# [ENTRIES PROVIDED]
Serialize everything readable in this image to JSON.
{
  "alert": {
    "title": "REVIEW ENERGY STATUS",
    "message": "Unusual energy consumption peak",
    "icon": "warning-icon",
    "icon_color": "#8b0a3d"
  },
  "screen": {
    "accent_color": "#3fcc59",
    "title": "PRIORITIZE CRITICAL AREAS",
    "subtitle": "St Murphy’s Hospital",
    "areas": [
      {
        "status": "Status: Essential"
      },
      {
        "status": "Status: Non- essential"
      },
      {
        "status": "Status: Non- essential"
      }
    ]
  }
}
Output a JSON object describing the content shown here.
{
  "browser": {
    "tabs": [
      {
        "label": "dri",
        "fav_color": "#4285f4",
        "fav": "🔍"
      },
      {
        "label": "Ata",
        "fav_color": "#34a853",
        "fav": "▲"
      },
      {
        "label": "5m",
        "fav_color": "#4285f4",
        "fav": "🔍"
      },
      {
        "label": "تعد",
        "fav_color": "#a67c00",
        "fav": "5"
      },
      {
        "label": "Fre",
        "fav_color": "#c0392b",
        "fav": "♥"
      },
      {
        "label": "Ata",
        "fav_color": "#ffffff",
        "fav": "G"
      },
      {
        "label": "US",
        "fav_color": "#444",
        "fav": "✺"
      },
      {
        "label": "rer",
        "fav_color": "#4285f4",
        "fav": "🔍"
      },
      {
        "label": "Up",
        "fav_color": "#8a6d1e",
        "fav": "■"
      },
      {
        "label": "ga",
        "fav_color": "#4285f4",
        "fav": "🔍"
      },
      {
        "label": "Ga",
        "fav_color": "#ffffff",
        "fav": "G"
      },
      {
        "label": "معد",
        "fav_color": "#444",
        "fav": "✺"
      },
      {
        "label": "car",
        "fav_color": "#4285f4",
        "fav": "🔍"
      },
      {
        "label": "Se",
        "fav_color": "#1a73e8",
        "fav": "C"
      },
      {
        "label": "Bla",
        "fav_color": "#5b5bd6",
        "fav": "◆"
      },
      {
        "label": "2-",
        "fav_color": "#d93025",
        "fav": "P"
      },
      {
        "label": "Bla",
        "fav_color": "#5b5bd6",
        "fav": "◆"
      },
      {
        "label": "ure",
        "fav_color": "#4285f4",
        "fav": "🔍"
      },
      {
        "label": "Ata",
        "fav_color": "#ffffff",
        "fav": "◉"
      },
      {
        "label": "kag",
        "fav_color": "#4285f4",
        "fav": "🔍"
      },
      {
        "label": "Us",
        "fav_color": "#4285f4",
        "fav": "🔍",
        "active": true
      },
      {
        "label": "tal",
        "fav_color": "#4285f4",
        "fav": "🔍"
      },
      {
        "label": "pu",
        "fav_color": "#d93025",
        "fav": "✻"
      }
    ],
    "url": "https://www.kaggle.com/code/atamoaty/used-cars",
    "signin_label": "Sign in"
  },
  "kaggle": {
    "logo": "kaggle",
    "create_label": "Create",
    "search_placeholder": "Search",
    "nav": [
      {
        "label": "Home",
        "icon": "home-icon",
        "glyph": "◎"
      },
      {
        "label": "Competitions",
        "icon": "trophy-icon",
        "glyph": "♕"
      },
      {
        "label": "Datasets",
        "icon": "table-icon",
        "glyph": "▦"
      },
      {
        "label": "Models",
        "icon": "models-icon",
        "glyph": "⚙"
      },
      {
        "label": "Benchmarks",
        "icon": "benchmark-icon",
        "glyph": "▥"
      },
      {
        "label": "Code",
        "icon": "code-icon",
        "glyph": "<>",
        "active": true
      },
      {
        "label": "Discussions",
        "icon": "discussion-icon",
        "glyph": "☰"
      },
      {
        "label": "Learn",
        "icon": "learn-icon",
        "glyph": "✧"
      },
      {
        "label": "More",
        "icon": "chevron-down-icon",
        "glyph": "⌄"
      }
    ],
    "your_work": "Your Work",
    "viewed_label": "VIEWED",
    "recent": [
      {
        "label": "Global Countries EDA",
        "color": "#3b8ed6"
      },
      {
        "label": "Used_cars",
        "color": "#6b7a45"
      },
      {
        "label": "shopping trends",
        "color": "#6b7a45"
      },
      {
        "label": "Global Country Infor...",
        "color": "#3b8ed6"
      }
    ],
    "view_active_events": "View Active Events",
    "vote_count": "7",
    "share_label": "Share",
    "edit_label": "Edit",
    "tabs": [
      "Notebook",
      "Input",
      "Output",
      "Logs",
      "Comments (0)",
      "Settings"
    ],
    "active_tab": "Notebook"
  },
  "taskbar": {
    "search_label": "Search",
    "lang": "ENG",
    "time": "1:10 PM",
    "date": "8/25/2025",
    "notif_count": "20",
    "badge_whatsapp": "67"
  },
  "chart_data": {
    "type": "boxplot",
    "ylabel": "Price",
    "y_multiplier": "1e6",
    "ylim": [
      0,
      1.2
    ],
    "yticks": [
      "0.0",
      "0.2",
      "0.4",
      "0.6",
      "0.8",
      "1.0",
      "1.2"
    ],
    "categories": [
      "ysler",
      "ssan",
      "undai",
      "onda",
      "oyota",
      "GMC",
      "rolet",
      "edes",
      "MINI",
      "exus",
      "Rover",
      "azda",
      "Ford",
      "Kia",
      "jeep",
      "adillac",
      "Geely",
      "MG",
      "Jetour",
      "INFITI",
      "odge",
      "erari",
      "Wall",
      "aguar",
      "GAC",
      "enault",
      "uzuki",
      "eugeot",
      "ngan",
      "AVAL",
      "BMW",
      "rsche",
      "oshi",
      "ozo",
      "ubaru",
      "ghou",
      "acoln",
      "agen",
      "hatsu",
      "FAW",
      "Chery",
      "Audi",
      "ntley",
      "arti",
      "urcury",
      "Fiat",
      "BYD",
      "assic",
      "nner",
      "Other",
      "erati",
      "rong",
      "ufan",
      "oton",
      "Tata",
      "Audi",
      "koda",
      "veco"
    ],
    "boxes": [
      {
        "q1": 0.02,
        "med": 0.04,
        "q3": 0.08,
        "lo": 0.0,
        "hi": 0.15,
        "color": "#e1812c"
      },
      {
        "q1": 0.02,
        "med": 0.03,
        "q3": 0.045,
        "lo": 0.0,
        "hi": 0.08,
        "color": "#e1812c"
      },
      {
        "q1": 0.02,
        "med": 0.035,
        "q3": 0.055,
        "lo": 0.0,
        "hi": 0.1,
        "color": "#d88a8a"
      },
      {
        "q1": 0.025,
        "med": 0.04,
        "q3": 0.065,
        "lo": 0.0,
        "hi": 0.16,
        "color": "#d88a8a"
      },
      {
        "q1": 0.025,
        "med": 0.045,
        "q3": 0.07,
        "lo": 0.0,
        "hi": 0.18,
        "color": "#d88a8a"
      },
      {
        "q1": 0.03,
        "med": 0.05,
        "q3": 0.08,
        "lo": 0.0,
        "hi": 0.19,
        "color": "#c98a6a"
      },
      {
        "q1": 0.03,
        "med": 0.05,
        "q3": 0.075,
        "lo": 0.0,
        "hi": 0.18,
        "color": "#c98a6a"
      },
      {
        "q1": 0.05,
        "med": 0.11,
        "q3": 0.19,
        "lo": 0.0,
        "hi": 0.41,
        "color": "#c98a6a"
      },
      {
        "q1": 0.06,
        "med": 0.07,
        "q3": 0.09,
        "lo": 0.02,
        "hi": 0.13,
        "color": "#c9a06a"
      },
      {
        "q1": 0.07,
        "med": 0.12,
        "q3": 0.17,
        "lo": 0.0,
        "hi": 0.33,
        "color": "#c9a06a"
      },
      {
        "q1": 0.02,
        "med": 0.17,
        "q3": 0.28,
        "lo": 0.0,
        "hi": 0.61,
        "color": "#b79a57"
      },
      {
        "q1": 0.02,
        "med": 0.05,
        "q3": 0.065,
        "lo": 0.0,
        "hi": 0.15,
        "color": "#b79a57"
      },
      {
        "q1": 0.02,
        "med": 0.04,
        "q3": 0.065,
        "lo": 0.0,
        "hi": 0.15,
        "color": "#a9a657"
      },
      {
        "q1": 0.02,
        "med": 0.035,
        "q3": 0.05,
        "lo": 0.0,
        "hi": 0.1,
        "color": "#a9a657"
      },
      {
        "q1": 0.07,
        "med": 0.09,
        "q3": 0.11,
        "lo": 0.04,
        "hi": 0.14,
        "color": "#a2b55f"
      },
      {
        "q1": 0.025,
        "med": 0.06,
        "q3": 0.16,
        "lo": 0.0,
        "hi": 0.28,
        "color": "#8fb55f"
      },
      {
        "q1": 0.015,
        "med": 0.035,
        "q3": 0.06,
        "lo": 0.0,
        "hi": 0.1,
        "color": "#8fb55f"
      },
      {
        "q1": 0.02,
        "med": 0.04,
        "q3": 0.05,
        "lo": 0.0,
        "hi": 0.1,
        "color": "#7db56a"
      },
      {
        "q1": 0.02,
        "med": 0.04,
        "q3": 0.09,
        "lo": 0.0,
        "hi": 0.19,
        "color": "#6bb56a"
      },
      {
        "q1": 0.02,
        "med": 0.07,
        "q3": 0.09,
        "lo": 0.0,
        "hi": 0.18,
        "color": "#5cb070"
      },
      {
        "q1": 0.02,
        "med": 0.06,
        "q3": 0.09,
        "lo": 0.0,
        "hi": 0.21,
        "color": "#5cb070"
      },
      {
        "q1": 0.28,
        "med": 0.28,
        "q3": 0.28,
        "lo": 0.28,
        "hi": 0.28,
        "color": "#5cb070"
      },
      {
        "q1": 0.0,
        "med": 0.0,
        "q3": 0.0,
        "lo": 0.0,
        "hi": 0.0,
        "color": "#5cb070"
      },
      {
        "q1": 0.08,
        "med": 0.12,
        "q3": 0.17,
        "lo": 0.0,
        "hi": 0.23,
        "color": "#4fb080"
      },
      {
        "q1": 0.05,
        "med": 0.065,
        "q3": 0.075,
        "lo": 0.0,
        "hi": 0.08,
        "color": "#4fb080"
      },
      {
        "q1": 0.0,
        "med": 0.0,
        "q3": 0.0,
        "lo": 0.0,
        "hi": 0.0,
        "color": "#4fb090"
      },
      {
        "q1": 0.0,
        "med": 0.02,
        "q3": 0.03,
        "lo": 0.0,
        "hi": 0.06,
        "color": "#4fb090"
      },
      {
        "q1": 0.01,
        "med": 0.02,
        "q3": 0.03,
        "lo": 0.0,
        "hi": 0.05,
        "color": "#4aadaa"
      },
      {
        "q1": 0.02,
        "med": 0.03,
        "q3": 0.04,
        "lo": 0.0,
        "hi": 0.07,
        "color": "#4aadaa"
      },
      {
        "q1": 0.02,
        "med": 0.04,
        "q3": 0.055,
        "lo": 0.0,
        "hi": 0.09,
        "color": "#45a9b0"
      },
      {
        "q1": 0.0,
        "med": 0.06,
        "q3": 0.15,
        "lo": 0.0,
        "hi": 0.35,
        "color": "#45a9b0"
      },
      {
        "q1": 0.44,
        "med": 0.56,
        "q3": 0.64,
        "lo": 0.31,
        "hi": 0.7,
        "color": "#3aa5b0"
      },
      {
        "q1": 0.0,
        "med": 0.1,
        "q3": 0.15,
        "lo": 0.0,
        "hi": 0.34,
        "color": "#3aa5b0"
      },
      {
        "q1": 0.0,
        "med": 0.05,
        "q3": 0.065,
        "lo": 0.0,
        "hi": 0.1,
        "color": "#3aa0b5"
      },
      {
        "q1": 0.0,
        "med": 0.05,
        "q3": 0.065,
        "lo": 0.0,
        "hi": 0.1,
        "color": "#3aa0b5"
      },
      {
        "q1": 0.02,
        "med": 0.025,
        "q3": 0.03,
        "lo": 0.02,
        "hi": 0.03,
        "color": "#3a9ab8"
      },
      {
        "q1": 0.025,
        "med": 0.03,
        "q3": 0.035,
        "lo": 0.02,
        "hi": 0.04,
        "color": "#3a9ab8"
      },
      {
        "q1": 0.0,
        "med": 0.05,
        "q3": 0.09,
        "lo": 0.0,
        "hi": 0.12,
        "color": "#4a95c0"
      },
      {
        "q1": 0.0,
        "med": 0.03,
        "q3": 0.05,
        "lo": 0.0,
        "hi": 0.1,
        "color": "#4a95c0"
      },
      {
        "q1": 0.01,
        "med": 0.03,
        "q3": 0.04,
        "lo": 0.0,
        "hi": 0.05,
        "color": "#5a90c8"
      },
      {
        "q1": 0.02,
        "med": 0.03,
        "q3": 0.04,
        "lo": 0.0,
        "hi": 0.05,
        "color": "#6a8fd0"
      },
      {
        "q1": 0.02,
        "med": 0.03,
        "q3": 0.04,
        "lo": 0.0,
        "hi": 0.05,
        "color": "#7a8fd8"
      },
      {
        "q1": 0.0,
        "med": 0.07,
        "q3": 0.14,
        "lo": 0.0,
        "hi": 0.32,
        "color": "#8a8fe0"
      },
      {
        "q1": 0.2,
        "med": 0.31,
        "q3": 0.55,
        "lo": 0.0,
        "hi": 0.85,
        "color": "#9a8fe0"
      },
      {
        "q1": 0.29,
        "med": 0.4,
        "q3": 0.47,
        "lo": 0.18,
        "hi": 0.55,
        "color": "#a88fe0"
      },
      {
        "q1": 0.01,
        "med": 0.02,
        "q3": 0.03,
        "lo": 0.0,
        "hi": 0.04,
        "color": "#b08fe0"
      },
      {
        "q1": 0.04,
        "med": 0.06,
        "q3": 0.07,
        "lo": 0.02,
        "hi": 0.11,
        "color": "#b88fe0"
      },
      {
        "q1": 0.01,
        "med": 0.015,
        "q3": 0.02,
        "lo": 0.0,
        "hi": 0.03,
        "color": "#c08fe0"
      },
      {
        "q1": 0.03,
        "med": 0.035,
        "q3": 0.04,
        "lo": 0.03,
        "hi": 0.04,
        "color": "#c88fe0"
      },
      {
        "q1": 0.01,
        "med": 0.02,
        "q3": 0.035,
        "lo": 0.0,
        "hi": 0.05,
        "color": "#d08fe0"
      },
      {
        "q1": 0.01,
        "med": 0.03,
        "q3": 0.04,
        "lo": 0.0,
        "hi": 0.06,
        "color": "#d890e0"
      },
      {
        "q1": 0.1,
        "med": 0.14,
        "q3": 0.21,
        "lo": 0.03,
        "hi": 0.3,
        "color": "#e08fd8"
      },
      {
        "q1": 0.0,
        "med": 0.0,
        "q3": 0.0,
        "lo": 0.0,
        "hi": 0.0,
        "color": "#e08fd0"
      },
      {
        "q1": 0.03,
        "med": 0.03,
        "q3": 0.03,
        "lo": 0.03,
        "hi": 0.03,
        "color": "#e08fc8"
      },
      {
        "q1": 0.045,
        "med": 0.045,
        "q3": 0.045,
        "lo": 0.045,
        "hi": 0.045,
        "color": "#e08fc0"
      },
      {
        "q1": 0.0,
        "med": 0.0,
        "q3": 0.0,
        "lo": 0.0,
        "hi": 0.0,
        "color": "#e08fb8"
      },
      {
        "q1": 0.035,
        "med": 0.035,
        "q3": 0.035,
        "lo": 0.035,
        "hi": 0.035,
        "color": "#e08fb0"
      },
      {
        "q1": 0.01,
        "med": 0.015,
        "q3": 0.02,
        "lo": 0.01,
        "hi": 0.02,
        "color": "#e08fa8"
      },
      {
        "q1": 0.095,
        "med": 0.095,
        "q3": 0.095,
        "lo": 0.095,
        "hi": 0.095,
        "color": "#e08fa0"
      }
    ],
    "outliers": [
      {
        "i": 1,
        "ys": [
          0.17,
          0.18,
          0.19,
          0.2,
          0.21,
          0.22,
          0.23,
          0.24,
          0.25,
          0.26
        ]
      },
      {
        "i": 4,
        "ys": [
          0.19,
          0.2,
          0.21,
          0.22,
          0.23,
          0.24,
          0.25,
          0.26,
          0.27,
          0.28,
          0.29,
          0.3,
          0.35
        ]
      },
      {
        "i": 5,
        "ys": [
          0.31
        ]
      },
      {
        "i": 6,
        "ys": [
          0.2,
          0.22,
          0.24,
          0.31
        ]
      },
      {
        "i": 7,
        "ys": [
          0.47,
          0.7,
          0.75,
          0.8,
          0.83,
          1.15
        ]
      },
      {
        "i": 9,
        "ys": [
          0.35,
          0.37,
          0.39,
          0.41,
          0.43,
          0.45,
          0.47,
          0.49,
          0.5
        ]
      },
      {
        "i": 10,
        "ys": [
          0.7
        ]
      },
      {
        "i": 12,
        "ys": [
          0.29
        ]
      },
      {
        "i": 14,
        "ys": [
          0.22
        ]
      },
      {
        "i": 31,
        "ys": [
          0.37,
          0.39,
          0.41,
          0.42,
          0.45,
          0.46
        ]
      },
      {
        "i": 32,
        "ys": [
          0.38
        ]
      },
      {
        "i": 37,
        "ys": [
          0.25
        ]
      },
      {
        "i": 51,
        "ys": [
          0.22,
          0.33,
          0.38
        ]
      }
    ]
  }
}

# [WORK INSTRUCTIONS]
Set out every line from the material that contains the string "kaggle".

# [EXERCISE SOLUTION]
    "url": "https://www.kaggle.com/code/atamoaty/used-cars",
  "kaggle": {
    "logo": "kaggle",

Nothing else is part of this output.